All in all, it's an audacious move to make your season opener more of a screwball comedy rather than a big blockbusting slab of drama. Admittedly, some of the attempts at humour don't come off as well as they should (the rather broad characters of Suzette or Penny Carter, for example), but by and large, there are some great nuggets of comedy gold to be discovered here, such as Wilf missing the giant spaceship while listening to his stereo. It's amusing to see Donna and the Doctor investigate the mystery, unawares of each other's presence – even when they pop up and down in the Adipose office. There's also that great bit of silent comedy homage in which Donna spots the Doctor for the first time, and proceeds to mime her disbelief and her story of how she came to be here. It's a classic bit of comedy slapstick and very well acted by Catherine Tate – I especially like her frozen horrified expression as she spots an unimpressed Foster.

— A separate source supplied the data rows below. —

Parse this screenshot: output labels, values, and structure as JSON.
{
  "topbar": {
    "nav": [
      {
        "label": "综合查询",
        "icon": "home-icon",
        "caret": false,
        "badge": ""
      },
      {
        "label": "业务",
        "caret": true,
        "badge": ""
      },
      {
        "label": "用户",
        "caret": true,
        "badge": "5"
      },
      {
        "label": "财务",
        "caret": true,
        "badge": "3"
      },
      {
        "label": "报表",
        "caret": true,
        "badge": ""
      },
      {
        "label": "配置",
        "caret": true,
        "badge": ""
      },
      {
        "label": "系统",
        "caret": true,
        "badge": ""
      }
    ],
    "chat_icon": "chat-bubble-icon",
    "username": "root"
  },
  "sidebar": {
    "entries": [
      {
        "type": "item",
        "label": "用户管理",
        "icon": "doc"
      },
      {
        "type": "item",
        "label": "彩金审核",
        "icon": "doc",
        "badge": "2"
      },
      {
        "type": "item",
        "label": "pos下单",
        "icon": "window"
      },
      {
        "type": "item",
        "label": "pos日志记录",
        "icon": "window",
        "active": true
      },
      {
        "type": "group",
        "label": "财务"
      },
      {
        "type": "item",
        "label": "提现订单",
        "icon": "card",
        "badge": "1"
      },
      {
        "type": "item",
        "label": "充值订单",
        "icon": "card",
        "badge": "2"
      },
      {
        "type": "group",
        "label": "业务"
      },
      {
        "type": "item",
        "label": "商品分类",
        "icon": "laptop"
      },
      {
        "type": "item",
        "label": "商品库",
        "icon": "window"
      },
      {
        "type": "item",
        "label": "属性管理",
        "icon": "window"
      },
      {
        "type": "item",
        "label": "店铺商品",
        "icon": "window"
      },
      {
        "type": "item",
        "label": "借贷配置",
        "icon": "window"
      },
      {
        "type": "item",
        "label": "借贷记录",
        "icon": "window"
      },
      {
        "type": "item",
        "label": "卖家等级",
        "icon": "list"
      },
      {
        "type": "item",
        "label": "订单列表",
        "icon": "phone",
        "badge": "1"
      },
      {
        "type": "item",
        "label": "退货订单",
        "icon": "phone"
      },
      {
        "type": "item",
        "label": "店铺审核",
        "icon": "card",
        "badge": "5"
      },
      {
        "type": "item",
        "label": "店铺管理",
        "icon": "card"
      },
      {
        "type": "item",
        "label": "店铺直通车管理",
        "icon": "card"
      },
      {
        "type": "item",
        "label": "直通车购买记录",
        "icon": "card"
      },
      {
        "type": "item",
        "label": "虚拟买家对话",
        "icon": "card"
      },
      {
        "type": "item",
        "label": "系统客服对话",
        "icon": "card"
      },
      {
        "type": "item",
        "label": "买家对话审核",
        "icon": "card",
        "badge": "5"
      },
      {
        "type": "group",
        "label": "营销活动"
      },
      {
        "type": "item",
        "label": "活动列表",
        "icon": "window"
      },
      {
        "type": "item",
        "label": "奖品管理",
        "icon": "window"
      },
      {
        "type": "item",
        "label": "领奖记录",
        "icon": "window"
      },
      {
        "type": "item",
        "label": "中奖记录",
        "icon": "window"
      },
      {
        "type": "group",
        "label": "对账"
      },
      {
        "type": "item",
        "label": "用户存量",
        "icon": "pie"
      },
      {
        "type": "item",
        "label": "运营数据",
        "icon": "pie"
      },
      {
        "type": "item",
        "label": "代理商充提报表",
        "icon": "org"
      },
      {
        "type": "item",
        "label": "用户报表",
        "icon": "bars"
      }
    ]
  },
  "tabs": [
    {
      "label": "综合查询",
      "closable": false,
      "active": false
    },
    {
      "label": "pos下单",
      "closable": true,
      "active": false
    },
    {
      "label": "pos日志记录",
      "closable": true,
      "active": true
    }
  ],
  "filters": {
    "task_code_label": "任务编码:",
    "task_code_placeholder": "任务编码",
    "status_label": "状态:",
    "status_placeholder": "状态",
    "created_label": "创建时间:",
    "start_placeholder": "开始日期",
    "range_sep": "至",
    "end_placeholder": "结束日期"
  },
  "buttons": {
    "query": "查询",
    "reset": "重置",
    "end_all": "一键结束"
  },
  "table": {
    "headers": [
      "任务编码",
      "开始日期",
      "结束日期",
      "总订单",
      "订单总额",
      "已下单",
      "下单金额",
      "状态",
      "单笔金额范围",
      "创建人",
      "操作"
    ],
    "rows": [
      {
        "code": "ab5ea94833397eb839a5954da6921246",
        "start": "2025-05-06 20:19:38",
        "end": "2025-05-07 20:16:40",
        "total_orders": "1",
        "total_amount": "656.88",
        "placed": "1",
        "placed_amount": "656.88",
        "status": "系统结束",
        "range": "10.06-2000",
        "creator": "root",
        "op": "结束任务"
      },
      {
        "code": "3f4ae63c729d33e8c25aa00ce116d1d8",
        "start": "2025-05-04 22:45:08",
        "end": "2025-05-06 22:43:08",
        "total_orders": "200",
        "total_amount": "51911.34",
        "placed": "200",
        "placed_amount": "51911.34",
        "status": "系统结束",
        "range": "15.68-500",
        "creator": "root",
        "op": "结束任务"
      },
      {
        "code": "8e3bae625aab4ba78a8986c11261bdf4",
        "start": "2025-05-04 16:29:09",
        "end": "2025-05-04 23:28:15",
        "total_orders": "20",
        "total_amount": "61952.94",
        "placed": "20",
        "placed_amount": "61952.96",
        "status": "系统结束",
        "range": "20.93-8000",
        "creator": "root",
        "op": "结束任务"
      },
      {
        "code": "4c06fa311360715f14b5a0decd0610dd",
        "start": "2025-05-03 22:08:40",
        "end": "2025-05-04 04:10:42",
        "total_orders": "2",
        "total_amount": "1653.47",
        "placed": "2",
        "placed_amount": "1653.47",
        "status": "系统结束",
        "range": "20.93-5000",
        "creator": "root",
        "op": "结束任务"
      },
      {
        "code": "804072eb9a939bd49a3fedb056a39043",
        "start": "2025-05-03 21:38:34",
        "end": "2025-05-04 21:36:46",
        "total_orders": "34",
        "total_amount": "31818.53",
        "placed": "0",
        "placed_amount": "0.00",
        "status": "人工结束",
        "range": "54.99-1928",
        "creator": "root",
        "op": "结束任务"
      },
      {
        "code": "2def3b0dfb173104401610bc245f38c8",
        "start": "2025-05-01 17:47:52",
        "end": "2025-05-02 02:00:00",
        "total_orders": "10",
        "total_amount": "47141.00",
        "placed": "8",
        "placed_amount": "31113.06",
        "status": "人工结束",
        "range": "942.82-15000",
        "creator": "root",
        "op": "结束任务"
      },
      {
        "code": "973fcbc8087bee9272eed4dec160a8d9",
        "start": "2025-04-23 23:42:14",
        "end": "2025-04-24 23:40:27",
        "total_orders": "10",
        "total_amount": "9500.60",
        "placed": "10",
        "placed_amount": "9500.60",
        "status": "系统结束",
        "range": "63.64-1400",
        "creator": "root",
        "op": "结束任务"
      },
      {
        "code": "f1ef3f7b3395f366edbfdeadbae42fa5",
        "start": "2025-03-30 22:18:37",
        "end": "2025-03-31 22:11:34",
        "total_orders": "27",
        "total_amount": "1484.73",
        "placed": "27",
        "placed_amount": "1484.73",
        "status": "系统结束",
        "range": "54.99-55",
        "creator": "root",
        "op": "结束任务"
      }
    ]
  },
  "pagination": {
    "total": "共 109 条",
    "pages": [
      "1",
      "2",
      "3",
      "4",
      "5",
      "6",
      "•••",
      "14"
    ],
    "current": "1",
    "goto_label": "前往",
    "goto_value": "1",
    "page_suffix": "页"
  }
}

The direction is still as impressive as ever. James Strong pitches in with another well-judged realisation, and manages to deftly achieve the balance between comedy and action. There's a lot of movement in this story, whether it's the Doctor and Donna dashing about the Adipose offices, rushing around in the streets, or enjoying high-up escapades in a window cradle. It's a fast-paced sprint of a story, and Strong succeeds in propelling the action along without so much as a pause for breath. Apart from the Adipose, the visual effect of their spaceship is a triumph, well on a par with your average high-budget feature film – although it's accompanied by what sounds like an unused demo riff from Van Halen's 1984 LP.
One of the most unobtrusive but surprising bits of direction comes near the end. Donna casually asks a blonde woman to tell her mother that her car keys are to be found in a bin. As she rushes off to join the Doctor in her travels, the blonde woman turns around and is none other than...
It's a classic case of 'Never saw that one coming' and even if Rose's return is a bit questionable, this sequence is still one of those great Doctor Who moments that catch the viewer off guard. At this point, it's an intriguing part of the mystery as to what Rose is doing here, especially since she's supposed to be trapped in the parallel world.
A memorable finish to what's actually a very enjoyable season opener. Not enough drama perhaps, but this is a story that's waved together with skill and many great one-liners from Russell T Davies. And most importantly, it's done with genuine heart. Sometimes, Davies is guilty of over-egging the emotive side of Doctor Who, but when he gets the balance right, it's perfect. That final shot of a delighted Wilf waving to Donna in the TARDIS is exactly what I'm talking about, and one of many moments in this story that's both hilarious and poignant in equal measures. A great 'proper' introductory story for Donna, and one that deserves reappraisal too. Small scale, but still perfectly formed.
Oh, and to bookend this review – having mentioned the slightly amended opening music, it's worth pointing out that the closing titles are rolled at such a fast pace, that it's impossible to keep up. By this time, the BBC saw fit to shrink the credits to the size of a postage stamp while advertising the next programme – a move that presumes that the viewer's an astronomically thick idiot with the attention span of a bored school-kid in morning assembly. Whichever imbecile came up with this very very bad idea should be taken to the nearest horde of Daleks for a series of multiple exterminations.
Here endeth the rant. Transmission resumed as normal.
* Forget about your Adipose pills, spend the dosh on my eBooks instead!
JON PERTWEE ERA - £3.86
TOM BAKER ERA VOL 1 - £3.07
TOM BAKER ERA VOL 2 - £2.51
PETER DAVISON ERA - £2.98
COLIN BAKER/ SYLVESTER MCCOY/PAUL MCGANN ERAS - £3.99